Taking a "tour" would make one an expert on nukes.

Given that.... Have you told your grandchildren about the waste they will have to clean up?

Really are you ...

No. Nowhere near an expert on Nuclear Power Generating Power Plants or "Nukes." An engineer there referred to Davis-Bessie as a "Nuke Plant." Watch the Chernobyl Disaster on youtube, nothing good can come out of nuclear radiation for thousands of years. There is pretty much nowhere to hide from radiation either. Eventually the foods we eat will be contaminated by things growing at the beginning of the food chain that absorbed the radiation through rain water. Fukushima Daiichi nuclear radiation has already been spread around the world. Why spread the word of possible dangers of this stuff now?


Between Davis Beese, the 'once in awhile' floods around here, an occasional tornado touch down, and whatever else that would qualify an evacuation,we each have our own Bugout Bag packed and ready to rolllll ;-)


The only way to make these plants safe is to close them and not reopen them .
I am a firm believor that the cancer cluster in Clyde is somehow related,
not to mention the way the lake is and you all have to remeber that all streams have to conect to a lake or bay , and where is the D.B plant?
Right on the bay or lake , really dont make no difference cause they both connect .
I think that there should be other ways to power your lights , computer and so forth other then using something that can change the north coast to something that we can not live in .


You obviously have no idea how these plants even work.
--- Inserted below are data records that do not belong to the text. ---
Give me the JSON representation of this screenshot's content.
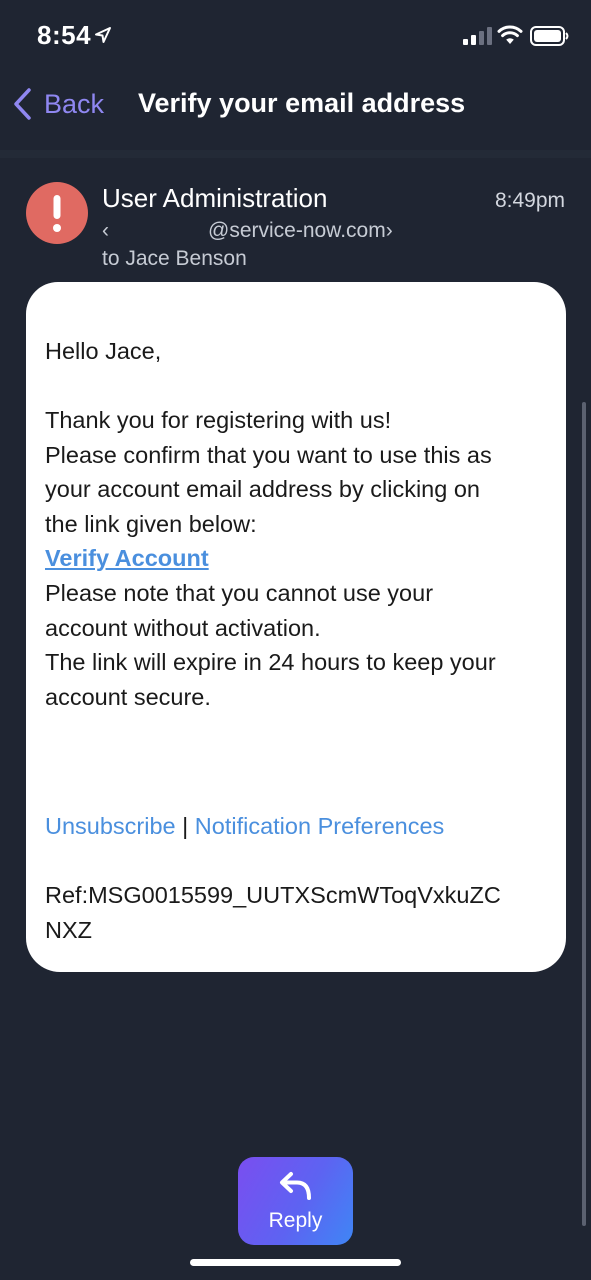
{
  "status_bar": {
    "time": "8:54",
    "icons": [
      "location-arrow-icon",
      "cellular-signal-icon",
      "wifi-icon",
      "battery-icon"
    ]
  },
  "nav": {
    "back_label": "Back",
    "title": "Verify your email address"
  },
  "message": {
    "sender_name": "User Administration",
    "sender_email_open": "‹",
    "sender_email": "@service-now.com›",
    "recipient": "to Jace Benson",
    "time": "8:49pm",
    "avatar_icon": "exclamation-icon"
  },
  "body": {
    "greeting": "Hello Jace,",
    "lines": [
      "Thank you for registering with us!",
      "Please confirm that you want to use this as",
      "your account email address by clicking on",
      "the link given below:"
    ],
    "verify_link": "Verify Account",
    "lines_after": [
      "Please note that you cannot use your",
      "account without activation.",
      "The link will expire in 24 hours to keep your",
      "account secure."
    ],
    "footer": {
      "unsubscribe": "Unsubscribe",
      "separator": "|",
      "preferences": "Notification Preferences"
    },
    "ref_lines": [
      "Ref:MSG0015599_UUTXScmWToqVxkuZC",
      "NXZ"
    ]
  },
  "reply_button": {
    "label": "Reply",
    "icon": "reply-arrow-icon"
  },
  "colors": {
    "background": "#1f2532",
    "accent_back": "#8f87f1",
    "link": "#4a8fde",
    "avatar": "#e06a62",
    "reply_gradient_start": "#7a4ef0",
    "reply_gradient_end": "#3f86f5"
  }
}
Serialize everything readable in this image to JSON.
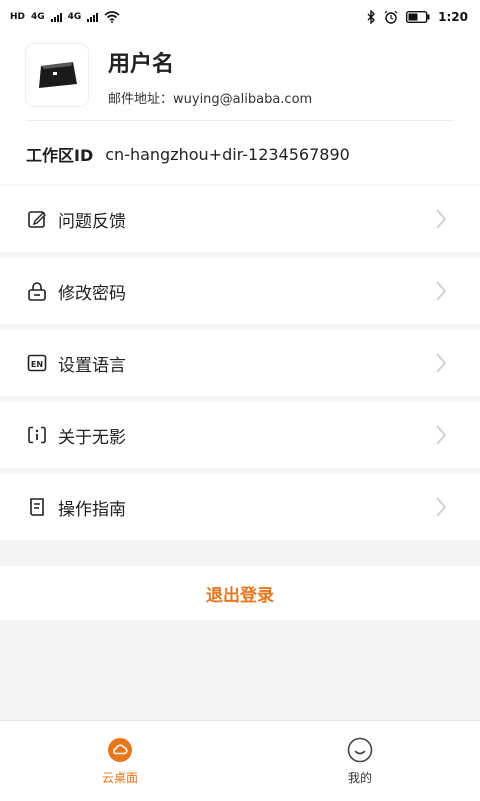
{
  "status_bar": {
    "left_chip": "HD",
    "net1": "4G",
    "net2": "4G",
    "time": "1:20"
  },
  "profile": {
    "username": "用户名",
    "email_label": "邮件地址：wuying@alibaba.com",
    "workspace_label": "工作区ID",
    "workspace_value": "cn-hangzhou+dir-1234567890"
  },
  "menu": {
    "items": [
      {
        "label": "问题反馈",
        "icon": "edit-icon"
      },
      {
        "label": "修改密码",
        "icon": "lock-icon"
      },
      {
        "label": "设置语言",
        "icon": "language-en-icon"
      },
      {
        "label": "关于无影",
        "icon": "info-icon"
      },
      {
        "label": "操作指南",
        "icon": "guide-icon"
      }
    ]
  },
  "logout_label": "退出登录",
  "tabbar": {
    "tabs": [
      {
        "label": "云桌面",
        "icon": "cloud-icon",
        "active": true
      },
      {
        "label": "我的",
        "icon": "smile-icon",
        "active": false
      }
    ]
  },
  "colors": {
    "accent": "#e7761d",
    "background": "#f3f4f6"
  }
}
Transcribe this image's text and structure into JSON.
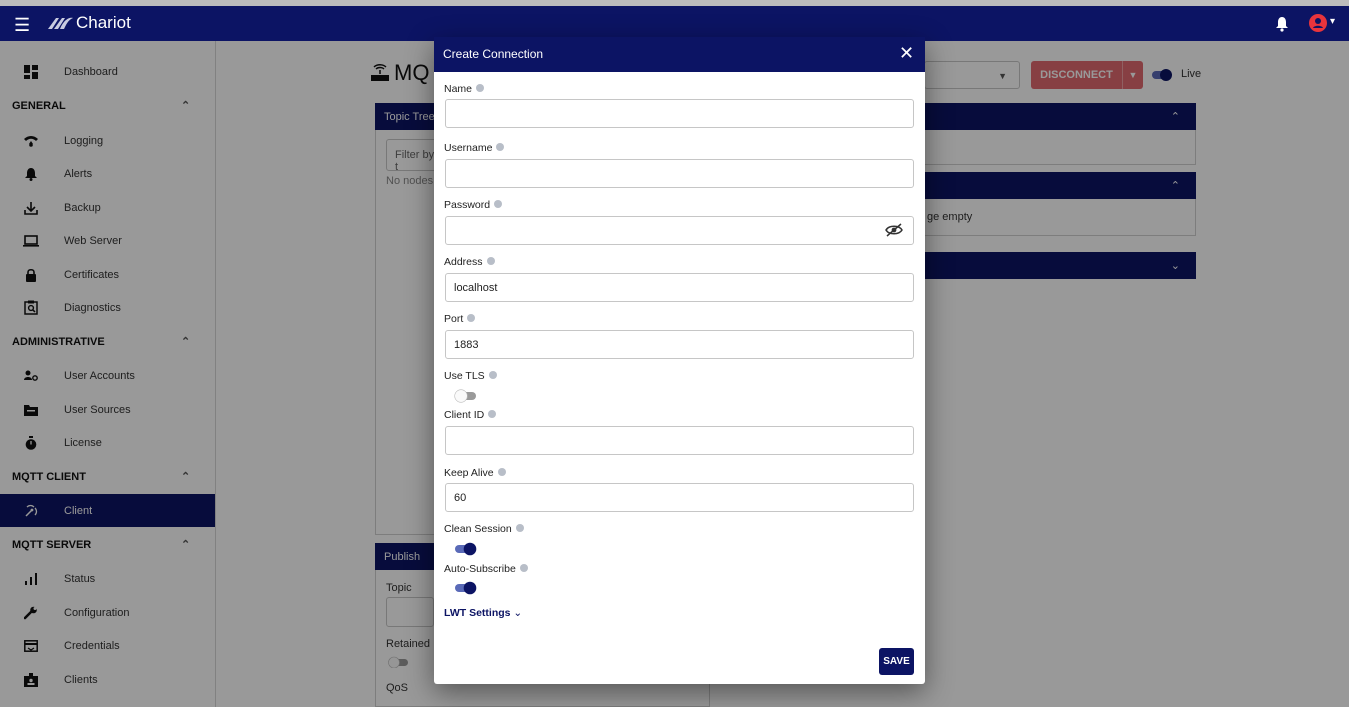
{
  "app": {
    "brand": "Chariot"
  },
  "sidebar": {
    "items": [
      {
        "label": "Dashboard",
        "icon": "dashboard-icon"
      },
      {
        "label": "Logging",
        "icon": "wifi-icon"
      },
      {
        "label": "Alerts",
        "icon": "bell-icon"
      },
      {
        "label": "Backup",
        "icon": "download-icon"
      },
      {
        "label": "Web Server",
        "icon": "laptop-icon"
      },
      {
        "label": "Certificates",
        "icon": "lock-icon"
      },
      {
        "label": "Diagnostics",
        "icon": "clipboard-search-icon"
      },
      {
        "label": "User Accounts",
        "icon": "users-gear-icon"
      },
      {
        "label": "User Sources",
        "icon": "folder-icon"
      },
      {
        "label": "License",
        "icon": "stopwatch-icon"
      },
      {
        "label": "Client",
        "icon": "antenna-icon"
      },
      {
        "label": "Status",
        "icon": "bar-chart-icon"
      },
      {
        "label": "Configuration",
        "icon": "wrench-icon"
      },
      {
        "label": "Credentials",
        "icon": "credit-card-icon"
      },
      {
        "label": "Clients",
        "icon": "badge-icon"
      }
    ],
    "sections": {
      "general": "GENERAL",
      "administrative": "ADMINISTRATIVE",
      "mqtt_client": "MQTT CLIENT",
      "mqtt_server": "MQTT SERVER"
    }
  },
  "background": {
    "page_title": "MQ",
    "topic_tree": "Topic Tree",
    "filter_placeholder": "Filter by t",
    "no_nodes": "No nodes a",
    "publish": "Publish",
    "topic_label": "Topic",
    "retained_label": "Retained",
    "qos_label": "QoS",
    "disconnect": "DISCONNECT",
    "live": "Live",
    "panel2_text": "ge empty"
  },
  "modal": {
    "title": "Create Connection",
    "fields": {
      "name": {
        "label": "Name",
        "value": ""
      },
      "username": {
        "label": "Username",
        "value": ""
      },
      "password": {
        "label": "Password",
        "value": ""
      },
      "address": {
        "label": "Address",
        "value": "localhost"
      },
      "port": {
        "label": "Port",
        "value": "1883"
      },
      "use_tls": {
        "label": "Use TLS",
        "on": false
      },
      "client_id": {
        "label": "Client ID",
        "value": ""
      },
      "keep_alive": {
        "label": "Keep Alive",
        "value": "60"
      },
      "clean_session": {
        "label": "Clean Session",
        "on": true
      },
      "auto_subscribe": {
        "label": "Auto-Subscribe",
        "on": true
      }
    },
    "lwt": "LWT Settings",
    "save": "SAVE"
  },
  "colors": {
    "primary": "#0c1464",
    "danger": "#e26a70"
  }
}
Davis Besse IS NOT the same kind of plant as Fukushima. The waste is NOT "piling up", its approximately the spent fuel is the size of a cut up pencil. And they have already identified the cause of the "cancer cell" in Clyde (hence a $750 million lawsuit) and it was most certainly not a nuclear power plant. These plants do take the recommendations from the Nuclear Regulatory Commission VERY seriously, failure to do so leads to multi millions in fines if a procedure or precaution is not adhered to. As for their "bad track record" its mostly a bunch of little things (like the crack) that the local papers have blown wayyy out of poportion because its a "nuclear" power plant. The biggest mark on their record was caused by one engineer years ago who didn't do his job. He was fired, civily fined nearly $75,000 and lost his license, making him an example for everyone else in the industry. Until someone comes up with a more efficient/cost effective/reliable way of producing energy, nuclear power will be around.
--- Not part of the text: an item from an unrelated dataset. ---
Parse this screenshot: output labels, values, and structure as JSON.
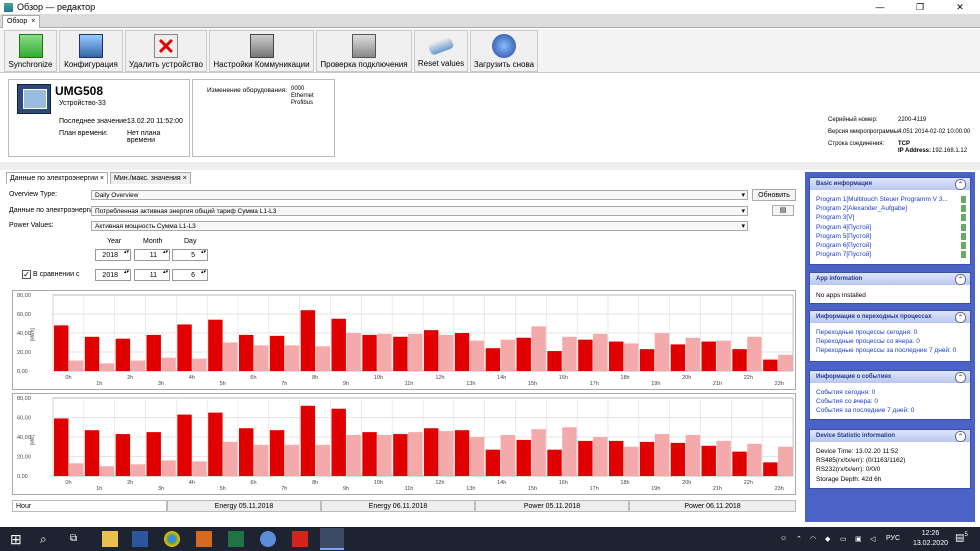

Just another prof who wants his name out there. "Publish or Perish" is the law in our Universities. That's what keeps them on the payroll.


The Union of Concerned Scientists is neither a Union or College entity. They provide information to the body politic and the public.
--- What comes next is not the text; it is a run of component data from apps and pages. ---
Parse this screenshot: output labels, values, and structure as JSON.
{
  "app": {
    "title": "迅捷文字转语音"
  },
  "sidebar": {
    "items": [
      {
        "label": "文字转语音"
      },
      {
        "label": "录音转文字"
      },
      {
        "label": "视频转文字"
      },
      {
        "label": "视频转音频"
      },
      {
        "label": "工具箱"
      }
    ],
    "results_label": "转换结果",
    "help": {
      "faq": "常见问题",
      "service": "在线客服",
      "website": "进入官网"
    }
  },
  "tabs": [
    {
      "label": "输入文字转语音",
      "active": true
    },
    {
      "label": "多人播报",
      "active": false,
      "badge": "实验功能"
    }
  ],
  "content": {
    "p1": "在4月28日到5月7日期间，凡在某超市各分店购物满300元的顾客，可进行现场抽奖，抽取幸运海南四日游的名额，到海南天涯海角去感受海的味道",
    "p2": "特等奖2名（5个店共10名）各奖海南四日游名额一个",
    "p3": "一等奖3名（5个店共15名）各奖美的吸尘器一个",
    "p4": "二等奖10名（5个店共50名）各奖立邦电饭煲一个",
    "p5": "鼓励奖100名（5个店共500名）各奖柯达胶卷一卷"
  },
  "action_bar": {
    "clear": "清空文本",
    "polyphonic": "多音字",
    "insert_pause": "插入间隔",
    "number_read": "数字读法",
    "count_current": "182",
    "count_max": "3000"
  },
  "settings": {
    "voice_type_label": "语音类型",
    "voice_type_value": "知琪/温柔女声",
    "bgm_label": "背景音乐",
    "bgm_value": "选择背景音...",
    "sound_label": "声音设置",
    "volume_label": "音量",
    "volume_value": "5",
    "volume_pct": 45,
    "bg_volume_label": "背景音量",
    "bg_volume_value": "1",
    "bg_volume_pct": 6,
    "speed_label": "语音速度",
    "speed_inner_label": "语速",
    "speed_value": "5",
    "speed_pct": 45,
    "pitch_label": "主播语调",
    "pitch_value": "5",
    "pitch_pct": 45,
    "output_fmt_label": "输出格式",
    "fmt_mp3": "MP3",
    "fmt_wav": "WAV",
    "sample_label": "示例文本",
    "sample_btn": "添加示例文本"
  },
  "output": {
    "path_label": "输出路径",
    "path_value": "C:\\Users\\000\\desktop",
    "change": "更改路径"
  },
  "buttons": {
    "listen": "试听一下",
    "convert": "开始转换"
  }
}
Nor'easter as one who creates I have the joy of paying a low propane usage fee. Got to keep the fatties @ the top huge. Can you use their "clean" water?


"They (UCS) provide information to the body politic and the public."


They provide socialistic, left-wing funded "mis-information" in order advance a politically oriented agenda.

CO2 levels are rising on Mars; evidence of an underground advanced Martian civilization? :)


Evidence of rock decay, out-gassing, and phase change of CO2. Much of it sublimation.

Really are you ...

Just to throw this out there. There are ways to produce electricity in a persons home for generations to come. This power producing device can be placed in a vehicle, of any size, and be driven with 0 MPG for generations to come, no plugging in to recharge is required. This device has zero emissions, environment and people friendly, and will solve the electrical generation problem for our future generations to come. It does not use any of the current methods of electrical generation or electrical storage. That is for the here and now, but all of those nuclear power plant rods will have to still sit in cooling pools of water for thousands of years.

Really are you ...

Electricity is all around us all the time. Electricity is neither created nor destroyed, it is induced. You have to know how to harness it.


Yes mutley